The National Archives announced today that it will help launch the first pilot project of the Digital Public Library of America (DPLA).

The DPLA is a large-scale, collaborative project across government, research institutions, museums, libraries, and archives to build a digital library platform to make America’s cultural and scientific history free and publicly available anytime, anywhere, online through a single access point.

The DPLA is working with several large digital content providers – including the National Archives and Harvard University – to share digitized content from their online catalogs for the project’s two-year Digital Hubs Pilot Project. This pilot project is scheduled to launch on April 18-19, 2013 at the Boston Public Library.

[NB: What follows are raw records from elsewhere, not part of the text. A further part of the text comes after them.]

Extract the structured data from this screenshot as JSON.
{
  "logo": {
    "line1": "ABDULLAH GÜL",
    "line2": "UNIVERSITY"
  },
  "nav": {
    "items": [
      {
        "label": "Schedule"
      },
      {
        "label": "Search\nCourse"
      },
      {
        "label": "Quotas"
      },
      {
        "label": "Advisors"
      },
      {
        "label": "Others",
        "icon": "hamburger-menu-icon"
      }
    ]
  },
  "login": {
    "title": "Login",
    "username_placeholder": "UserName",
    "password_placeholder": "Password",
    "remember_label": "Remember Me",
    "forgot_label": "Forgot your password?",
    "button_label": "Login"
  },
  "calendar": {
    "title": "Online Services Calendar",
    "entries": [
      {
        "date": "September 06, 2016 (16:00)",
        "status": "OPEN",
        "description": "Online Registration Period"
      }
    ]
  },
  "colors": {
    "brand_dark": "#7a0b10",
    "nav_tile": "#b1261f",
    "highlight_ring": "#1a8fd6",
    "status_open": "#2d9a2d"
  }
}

The DPLA will include 1.2 million digital copies from the National Archives catalog, including our nation’s founding documents, photos from the Documerica Photography Project of the 1970’s, World War II posters, Mathew Brady Civil War photographs, and documents that define human and civil rights.

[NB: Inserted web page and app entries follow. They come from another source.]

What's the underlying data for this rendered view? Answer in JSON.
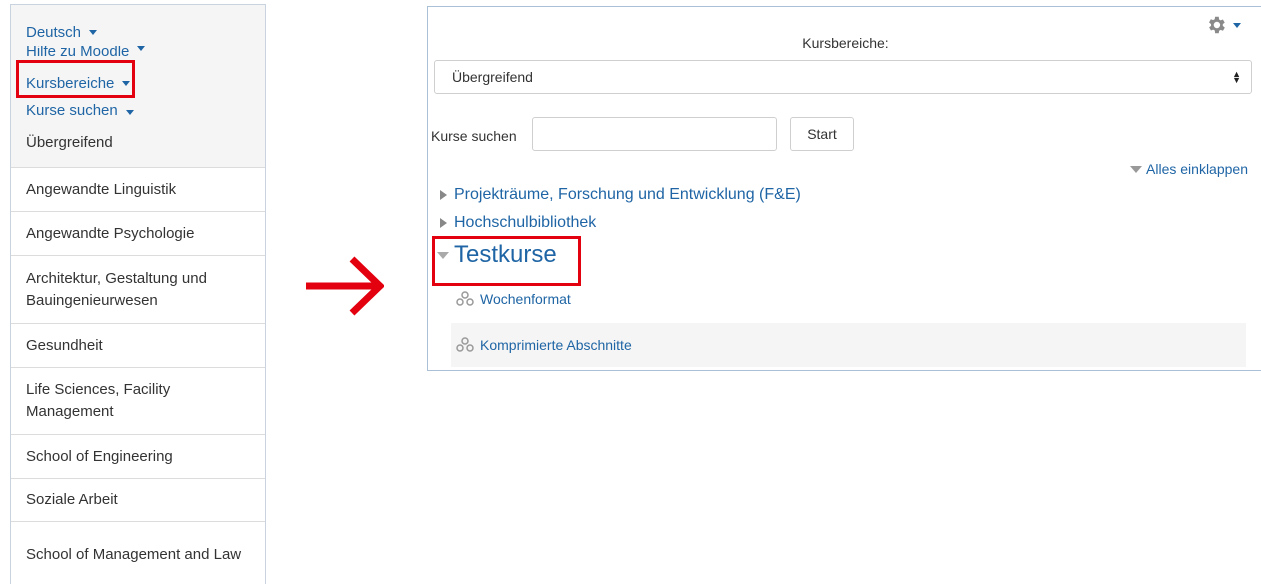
{
  "left_nav": {
    "language": "Deutsch",
    "help": "Hilfe zu Moodle",
    "course_areas": "Kursbereiche",
    "search_courses": "Kurse suchen",
    "categories": [
      "Übergreifend",
      "Angewandte Linguistik",
      "Angewandte Psychologie",
      "Architektur, Gestaltung und Bauingenieurwesen",
      "Gesundheit",
      "Life Sciences, Facility Management",
      "School of Engineering",
      "Soziale Arbeit",
      "School of Management and Law"
    ]
  },
  "right_panel": {
    "select_label": "Kursbereiche:",
    "select_value": "Übergreifend",
    "search_label": "Kurse suchen",
    "search_placeholder": "",
    "start_button": "Start",
    "collapse_all": "Alles einklappen",
    "categories": {
      "projekt": "Projekträume, Forschung und Entwicklung (F&E)",
      "bibliothek": "Hochschulbibliothek",
      "testkurse": "Testkurse"
    },
    "courses": [
      "Wochenformat",
      "Komprimierte Abschnitte"
    ]
  },
  "colors": {
    "highlight": "#e3000f",
    "link": "#1f65a5",
    "arrow": "#e3000f"
  },
  "icons": [
    "chevron-down-icon",
    "gear-icon",
    "arrow-right-icon",
    "course-icon",
    "triangle-right-icon",
    "triangle-down-icon"
  ]
}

The United States has no national digital library, but over forty state digital projects and numerous large content repositories currently operate in the country. With the Hubs Pilot, the DPLA will undertake the first effort to establish a national network out of these and other promising initiatives, bringing together myriad digitized content from across the country into a single access point for end users. The approach is to work with five to seven states or regions (Service Hubs) and an equal number of content providers (Content Hubs) to aggregate content on a pilot basis. Our goal is to demonstrate how we, on behalf of the American people, can make vastly more of a whole from the sum of the parts of our nation’s digitization efforts.

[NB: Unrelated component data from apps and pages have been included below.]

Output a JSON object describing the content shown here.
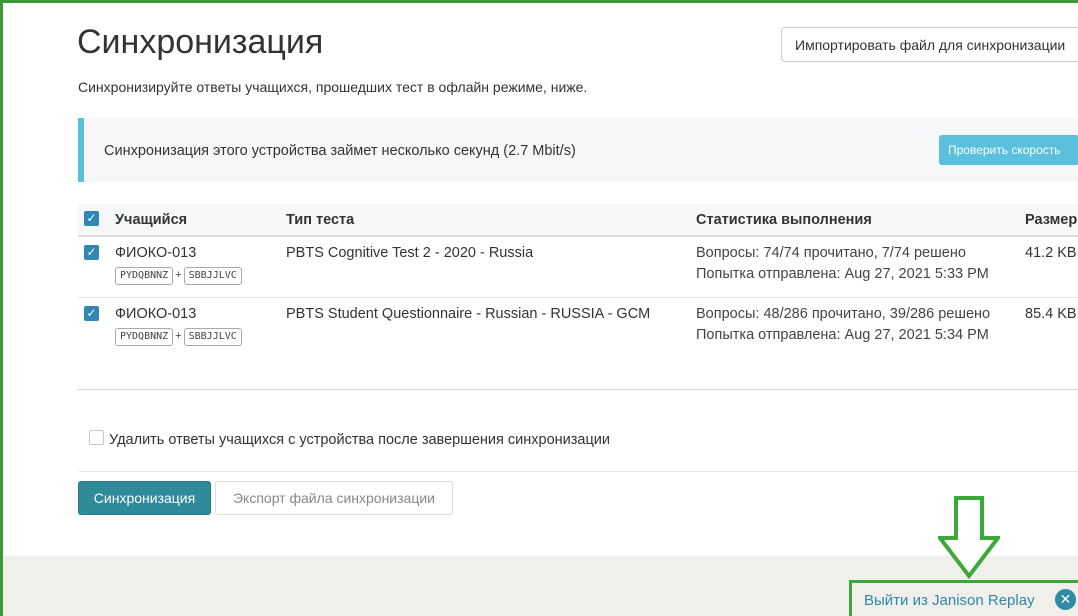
{
  "page": {
    "title": "Синхронизация",
    "subtitle": "Синхронизируйте ответы учащихся, прошедших тест в офлайн режиме, ниже.",
    "import_button": "Импортировать файл для синхронизации"
  },
  "alert": {
    "text": "Синхронизация этого устройства займет несколько секунд (2.7 Mbit/s)",
    "speed_button": "Проверить скорость"
  },
  "table": {
    "headers": {
      "student": "Учащийся",
      "test_type": "Тип теста",
      "stats": "Статистика выполнения",
      "size": "Размер"
    },
    "rows": [
      {
        "student": "ФИОКО-013",
        "code1": "PYDQBNNZ",
        "code2": "SBBJJLVC",
        "plus": "+",
        "test_type": "PBTS Cognitive Test 2 - 2020 - Russia",
        "stats_line1": "Вопросы: 74/74 прочитано, 7/74 решено",
        "stats_line2": "Попытка отправлена: Aug 27, 2021 5:33 PM",
        "size": "41.2 KB",
        "checked": true
      },
      {
        "student": "ФИОКО-013",
        "code1": "PYDQBNNZ",
        "code2": "SBBJJLVC",
        "plus": "+",
        "test_type": "PBTS Student Questionnaire - Russian - RUSSIA - GCM",
        "stats_line1": "Вопросы: 48/286 прочитано, 39/286 решено",
        "stats_line2": "Попытка отправлена: Aug 27, 2021 5:34 PM",
        "size": "85.4 KB",
        "checked": true
      }
    ]
  },
  "delete_option": {
    "label": "Удалить ответы учащихся с устройства после завершения синхронизации",
    "checked": false
  },
  "actions": {
    "sync_button": "Синхронизация",
    "export_button": "Экспорт файла синхронизации"
  },
  "footer": {
    "exit_link": "Выйти из Janison Replay",
    "exit_icon": "close-circle-icon"
  },
  "colors": {
    "accent": "#2f8a9a",
    "info": "#5bc0de",
    "checkbox": "#2e87b5",
    "highlight": "#3da83a",
    "link": "#2e8aa6"
  }
}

Genealogists should keep a close watch on this as the project expands beyond the pilot and new digital content is delivered that can help family research.